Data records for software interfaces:
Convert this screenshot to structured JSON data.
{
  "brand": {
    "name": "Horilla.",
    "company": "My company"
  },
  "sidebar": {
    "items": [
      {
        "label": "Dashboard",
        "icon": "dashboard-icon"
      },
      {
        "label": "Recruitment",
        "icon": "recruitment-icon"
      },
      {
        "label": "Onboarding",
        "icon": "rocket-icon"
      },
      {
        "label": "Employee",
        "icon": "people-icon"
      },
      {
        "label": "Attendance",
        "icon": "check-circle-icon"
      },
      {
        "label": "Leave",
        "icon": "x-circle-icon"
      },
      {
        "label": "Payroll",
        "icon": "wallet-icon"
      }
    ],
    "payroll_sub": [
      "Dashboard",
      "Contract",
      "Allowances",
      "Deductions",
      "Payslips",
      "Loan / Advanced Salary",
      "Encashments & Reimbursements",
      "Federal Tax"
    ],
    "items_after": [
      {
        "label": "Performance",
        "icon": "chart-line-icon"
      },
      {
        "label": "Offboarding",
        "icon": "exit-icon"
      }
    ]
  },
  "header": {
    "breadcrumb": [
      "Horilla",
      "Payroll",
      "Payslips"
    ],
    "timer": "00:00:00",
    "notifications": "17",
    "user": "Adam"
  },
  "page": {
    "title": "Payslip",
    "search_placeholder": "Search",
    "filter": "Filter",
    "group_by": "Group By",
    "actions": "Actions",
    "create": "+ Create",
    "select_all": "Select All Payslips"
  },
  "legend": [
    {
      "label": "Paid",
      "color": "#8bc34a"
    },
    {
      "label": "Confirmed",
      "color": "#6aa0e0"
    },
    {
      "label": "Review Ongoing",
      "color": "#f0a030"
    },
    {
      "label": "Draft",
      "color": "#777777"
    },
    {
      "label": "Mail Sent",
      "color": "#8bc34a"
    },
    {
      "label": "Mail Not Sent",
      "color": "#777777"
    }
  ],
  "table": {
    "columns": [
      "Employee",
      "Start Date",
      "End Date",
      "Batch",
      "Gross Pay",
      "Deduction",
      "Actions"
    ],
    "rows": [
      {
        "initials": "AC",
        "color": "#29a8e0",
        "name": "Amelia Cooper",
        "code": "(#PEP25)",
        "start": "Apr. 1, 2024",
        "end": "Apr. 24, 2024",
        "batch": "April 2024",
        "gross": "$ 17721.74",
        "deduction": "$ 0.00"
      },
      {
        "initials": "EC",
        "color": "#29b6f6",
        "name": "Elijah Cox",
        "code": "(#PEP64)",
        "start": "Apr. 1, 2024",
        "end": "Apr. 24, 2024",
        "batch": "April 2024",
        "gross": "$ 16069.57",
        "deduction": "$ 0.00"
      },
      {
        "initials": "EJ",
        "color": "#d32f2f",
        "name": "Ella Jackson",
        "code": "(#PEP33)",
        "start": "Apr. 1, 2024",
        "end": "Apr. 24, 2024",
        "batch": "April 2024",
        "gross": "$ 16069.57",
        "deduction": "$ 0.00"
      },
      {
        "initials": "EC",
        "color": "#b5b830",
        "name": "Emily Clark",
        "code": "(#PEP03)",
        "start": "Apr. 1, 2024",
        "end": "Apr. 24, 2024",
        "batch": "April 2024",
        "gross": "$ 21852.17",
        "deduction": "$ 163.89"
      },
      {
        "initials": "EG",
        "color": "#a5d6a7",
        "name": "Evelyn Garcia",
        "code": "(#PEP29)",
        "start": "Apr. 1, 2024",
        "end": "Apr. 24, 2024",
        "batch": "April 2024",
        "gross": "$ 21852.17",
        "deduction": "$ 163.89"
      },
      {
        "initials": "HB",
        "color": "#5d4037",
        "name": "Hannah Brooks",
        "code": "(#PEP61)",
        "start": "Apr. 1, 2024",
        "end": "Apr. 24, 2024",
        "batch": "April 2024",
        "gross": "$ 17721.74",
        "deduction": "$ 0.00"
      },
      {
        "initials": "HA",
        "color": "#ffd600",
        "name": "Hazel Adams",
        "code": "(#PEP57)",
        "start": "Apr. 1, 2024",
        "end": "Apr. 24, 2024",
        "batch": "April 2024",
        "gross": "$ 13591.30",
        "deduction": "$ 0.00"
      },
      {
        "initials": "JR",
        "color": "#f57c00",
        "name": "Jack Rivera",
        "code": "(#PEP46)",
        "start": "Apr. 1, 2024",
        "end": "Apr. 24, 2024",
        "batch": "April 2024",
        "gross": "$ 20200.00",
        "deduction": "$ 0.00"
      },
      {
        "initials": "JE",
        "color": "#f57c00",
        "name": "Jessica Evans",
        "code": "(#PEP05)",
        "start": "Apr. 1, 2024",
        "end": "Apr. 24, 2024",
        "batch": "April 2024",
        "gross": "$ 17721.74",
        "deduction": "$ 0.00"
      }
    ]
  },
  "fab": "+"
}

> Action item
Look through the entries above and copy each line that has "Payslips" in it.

> Solution to this task
      "Payslips",
      "Payslips"
    "select_all": "Select All Payslips"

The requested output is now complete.